• TASK OBJECTIVE:
Please copy the entries below word for word, leaving out any image.

• SOURCE DATA:
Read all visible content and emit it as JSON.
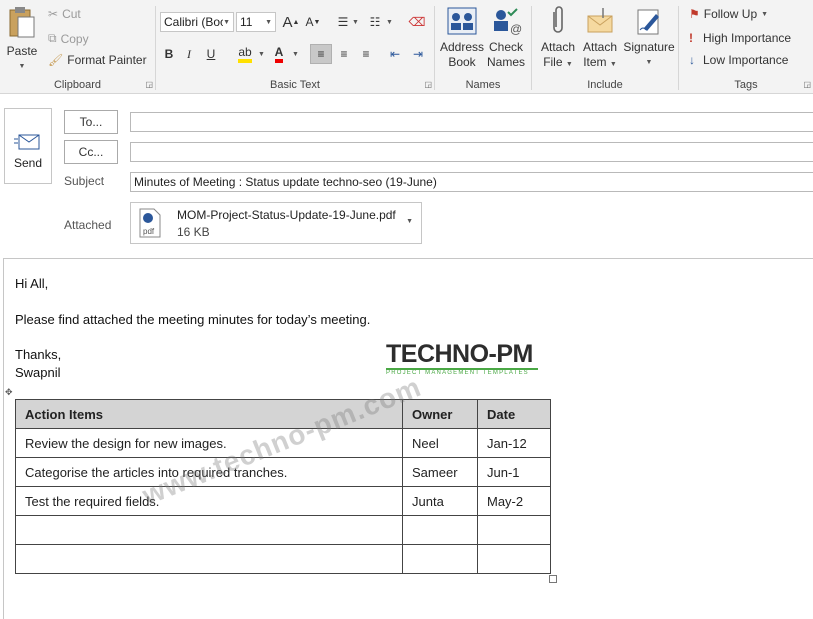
{
  "ribbon": {
    "clipboard": {
      "label": "Clipboard",
      "paste": "Paste",
      "cut": "Cut",
      "copy": "Copy",
      "format_painter": "Format Painter"
    },
    "basic_text": {
      "label": "Basic Text",
      "font": "Calibri (Boc",
      "size": "11"
    },
    "names": {
      "label": "Names",
      "address_book": [
        "Address",
        "Book"
      ],
      "check_names": [
        "Check",
        "Names"
      ]
    },
    "include": {
      "label": "Include",
      "attach_file": [
        "Attach",
        "File"
      ],
      "attach_item": [
        "Attach",
        "Item"
      ],
      "signature": "Signature"
    },
    "tags": {
      "label": "Tags",
      "follow_up": "Follow Up",
      "high_importance": "High Importance",
      "low_importance": "Low Importance"
    }
  },
  "header": {
    "send": "Send",
    "to": "To...",
    "cc": "Cc...",
    "subject_label": "Subject",
    "subject": "Minutes of Meeting : Status update techno-seo (19-June)",
    "attached_label": "Attached",
    "attachment": {
      "name": "MOM-Project-Status-Update-19-June.pdf",
      "size": "16 KB",
      "type": "pdf"
    }
  },
  "body": {
    "greeting": "Hi All,",
    "message": "Please find attached the meeting minutes for today’s meeting.",
    "closing": "Thanks,",
    "signature": "Swapnil",
    "logo": {
      "text": "TECHNO-PM",
      "tagline": "PROJECT MANAGEMENT TEMPLATES"
    },
    "watermark": "www.techno-pm.com",
    "table": {
      "headers": [
        "Action Items",
        "Owner",
        "Date"
      ],
      "rows": [
        [
          "Review the design for new images.",
          "Neel",
          "Jan-12"
        ],
        [
          "Categorise the articles into required tranches.",
          "Sameer",
          "Jun-1"
        ],
        [
          "Test the required fields.",
          "Junta",
          "May-2"
        ],
        [
          "",
          "",
          ""
        ],
        [
          "",
          "",
          ""
        ]
      ]
    }
  },
  "colors": {
    "ribbon_bg": "#f3f3f3",
    "accent": "#2b579a",
    "logo_green": "#4aa845"
  }
}
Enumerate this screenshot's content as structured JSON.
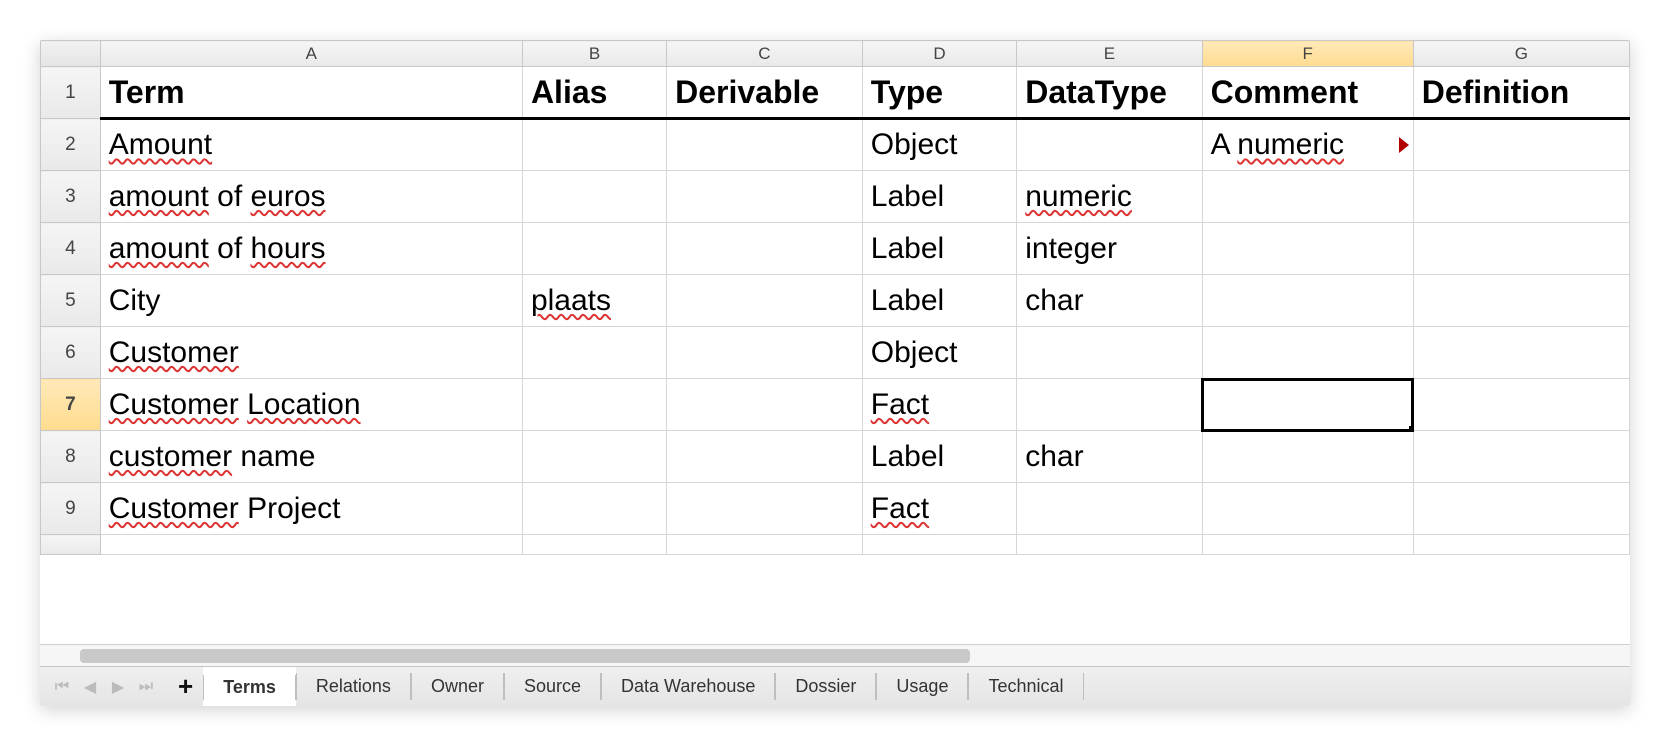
{
  "columns": [
    "A",
    "B",
    "C",
    "D",
    "E",
    "F",
    "G"
  ],
  "highlighted_column_index": 5,
  "highlighted_row_number": 7,
  "selected_cell": "F7",
  "header_row": {
    "term": "Term",
    "alias": "Alias",
    "derivable": "Derivable",
    "type": "Type",
    "datatype": "DataType",
    "comment": "Comment",
    "definition": "Definition"
  },
  "rows": [
    {
      "n": 1,
      "header": true
    },
    {
      "n": 2,
      "term": {
        "text": "Amount",
        "spell": true
      },
      "alias": "",
      "derivable": "",
      "type": "Object",
      "datatype": "",
      "comment": "A numeric ",
      "comment_overflow": true,
      "comment_spell_word": "numeric",
      "definition": ""
    },
    {
      "n": 3,
      "term": {
        "text": "amount of euros",
        "spell_words": [
          "amount",
          "euros"
        ]
      },
      "alias": "",
      "derivable": "",
      "type": "Label",
      "datatype": "numeric",
      "datatype_spell": true,
      "comment": "",
      "definition": ""
    },
    {
      "n": 4,
      "term": {
        "text": "amount of hours",
        "spell_words": [
          "amount",
          "hours"
        ]
      },
      "alias": "",
      "derivable": "",
      "type": "Label",
      "datatype": "integer",
      "comment": "",
      "definition": ""
    },
    {
      "n": 5,
      "term": {
        "text": "City"
      },
      "alias": "plaats",
      "alias_spell": true,
      "derivable": "",
      "type": "Label",
      "datatype": "char",
      "comment": "",
      "definition": ""
    },
    {
      "n": 6,
      "term": {
        "text": "Customer",
        "spell": true
      },
      "alias": "",
      "derivable": "",
      "type": "Object",
      "datatype": "",
      "comment": "",
      "definition": ""
    },
    {
      "n": 7,
      "term": {
        "text": "Customer Location",
        "spell_words": [
          "Customer",
          "Location"
        ]
      },
      "alias": "",
      "derivable": "",
      "type": "Fact",
      "type_spell": true,
      "datatype": "",
      "comment": "",
      "definition": ""
    },
    {
      "n": 8,
      "term": {
        "text": "customer name",
        "spell_words": [
          "customer"
        ]
      },
      "alias": "",
      "derivable": "",
      "type": "Label",
      "datatype": "char",
      "comment": "",
      "definition": ""
    },
    {
      "n": 9,
      "term": {
        "text": "Customer Project",
        "spell_words": [
          "Customer"
        ]
      },
      "alias": "",
      "derivable": "",
      "type": "Fact",
      "type_spell": true,
      "datatype": "",
      "comment": "",
      "definition": ""
    }
  ],
  "tabs": {
    "active_index": 0,
    "items": [
      "Terms",
      "Relations",
      "Owner",
      "Source",
      "Data Warehouse",
      "Dossier",
      "Usage",
      "Technical"
    ]
  },
  "nav": {
    "first": "⏮",
    "prev": "◀",
    "next": "▶",
    "last": "⏭",
    "add": "+"
  }
}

• TASK RESPONSE:
Read all visible content and emit it as JSON.
{
  "ribbon": {
    "clipboard": {
      "label": "Clipboard",
      "paste": "Paste",
      "cut": "Cut",
      "copy": "Copy",
      "format_painter": "Format Painter"
    },
    "basic_text": {
      "label": "Basic Text",
      "font": "Calibri (Boc",
      "size": "11"
    },
    "names": {
      "label": "Names",
      "address_book": [
        "Address",
        "Book"
      ],
      "check_names": [
        "Check",
        "Names"
      ]
    },
    "include": {
      "label": "Include",
      "attach_file": [
        "Attach",
        "File"
      ],
      "attach_item": [
        "Attach",
        "Item"
      ],
      "signature": "Signature"
    },
    "tags": {
      "label": "Tags",
      "follow_up": "Follow Up",
      "high_importance": "High Importance",
      "low_importance": "Low Importance"
    }
  },
  "header": {
    "send": "Send",
    "to": "To...",
    "cc": "Cc...",
    "subject_label": "Subject",
    "subject": "Minutes of Meeting : Status update techno-seo (19-June)",
    "attached_label": "Attached",
    "attachment": {
      "name": "MOM-Project-Status-Update-19-June.pdf",
      "size": "16 KB",
      "type": "pdf"
    }
  },
  "body": {
    "greeting": "Hi All,",
    "message": "Please find attached the meeting minutes for today’s meeting.",
    "closing": "Thanks,",
    "signature": "Swapnil",
    "logo": {
      "text": "TECHNO-PM",
      "tagline": "PROJECT MANAGEMENT TEMPLATES"
    },
    "watermark": "www.techno-pm.com",
    "table": {
      "headers": [
        "Action Items",
        "Owner",
        "Date"
      ],
      "rows": [
        [
          "Review the design for new images.",
          "Neel",
          "Jan-12"
        ],
        [
          "Categorise the articles into required tranches.",
          "Sameer",
          "Jun-1"
        ],
        [
          "Test the required fields.",
          "Junta",
          "May-2"
        ],
        [
          "",
          "",
          ""
        ],
        [
          "",
          "",
          ""
        ]
      ]
    }
  },
  "colors": {
    "ribbon_bg": "#f3f3f3",
    "accent": "#2b579a",
    "logo_green": "#4aa845"
  }
}
Enumerate this screenshot's content as structured JSON.
{
  "columns": [
    "A",
    "B",
    "C",
    "D",
    "E",
    "F",
    "G"
  ],
  "highlighted_column_index": 5,
  "highlighted_row_number": 7,
  "selected_cell": "F7",
  "header_row": {
    "term": "Term",
    "alias": "Alias",
    "derivable": "Derivable",
    "type": "Type",
    "datatype": "DataType",
    "comment": "Comment",
    "definition": "Definition"
  },
  "rows": [
    {
      "n": 1,
      "header": true
    },
    {
      "n": 2,
      "term": {
        "text": "Amount",
        "spell": true
      },
      "alias": "",
      "derivable": "",
      "type": "Object",
      "datatype": "",
      "comment": "A numeric ",
      "comment_overflow": true,
      "comment_spell_word": "numeric",
      "definition": ""
    },
    {
      "n": 3,
      "term": {
        "text": "amount of euros",
        "spell_words": [
          "amount",
          "euros"
        ]
      },
      "alias": "",
      "derivable": "",
      "type": "Label",
      "datatype": "numeric",
      "datatype_spell": true,
      "comment": "",
      "definition": ""
    },
    {
      "n": 4,
      "term": {
        "text": "amount of hours",
        "spell_words": [
          "amount",
          "hours"
        ]
      },
      "alias": "",
      "derivable": "",
      "type": "Label",
      "datatype": "integer",
      "comment": "",
      "definition": ""
    },
    {
      "n": 5,
      "term": {
        "text": "City"
      },
      "alias": "plaats",
      "alias_spell": true,
      "derivable": "",
      "type": "Label",
      "datatype": "char",
      "comment": "",
      "definition": ""
    },
    {
      "n": 6,
      "term": {
        "text": "Customer",
        "spell": true
      },
      "alias": "",
      "derivable": "",
      "type": "Object",
      "datatype": "",
      "comment": "",
      "definition": ""
    },
    {
      "n": 7,
      "term": {
        "text": "Customer Location",
        "spell_words": [
          "Customer",
          "Location"
        ]
      },
      "alias": "",
      "derivable": "",
      "type": "Fact",
      "type_spell": true,
      "datatype": "",
      "comment": "",
      "definition": ""
    },
    {
      "n": 8,
      "term": {
        "text": "customer name",
        "spell_words": [
          "customer"
        ]
      },
      "alias": "",
      "derivable": "",
      "type": "Label",
      "datatype": "char",
      "comment": "",
      "definition": ""
    },
    {
      "n": 9,
      "term": {
        "text": "Customer Project",
        "spell_words": [
          "Customer"
        ]
      },
      "alias": "",
      "derivable": "",
      "type": "Fact",
      "type_spell": true,
      "datatype": "",
      "comment": "",
      "definition": ""
    }
  ],
  "tabs": {
    "active_index": 0,
    "items": [
      "Terms",
      "Relations",
      "Owner",
      "Source",
      "Data Warehouse",
      "Dossier",
      "Usage",
      "Technical"
    ]
  },
  "nav": {
    "first": "⏮",
    "prev": "◀",
    "next": "▶",
    "last": "⏭",
    "add": "+"
  }
}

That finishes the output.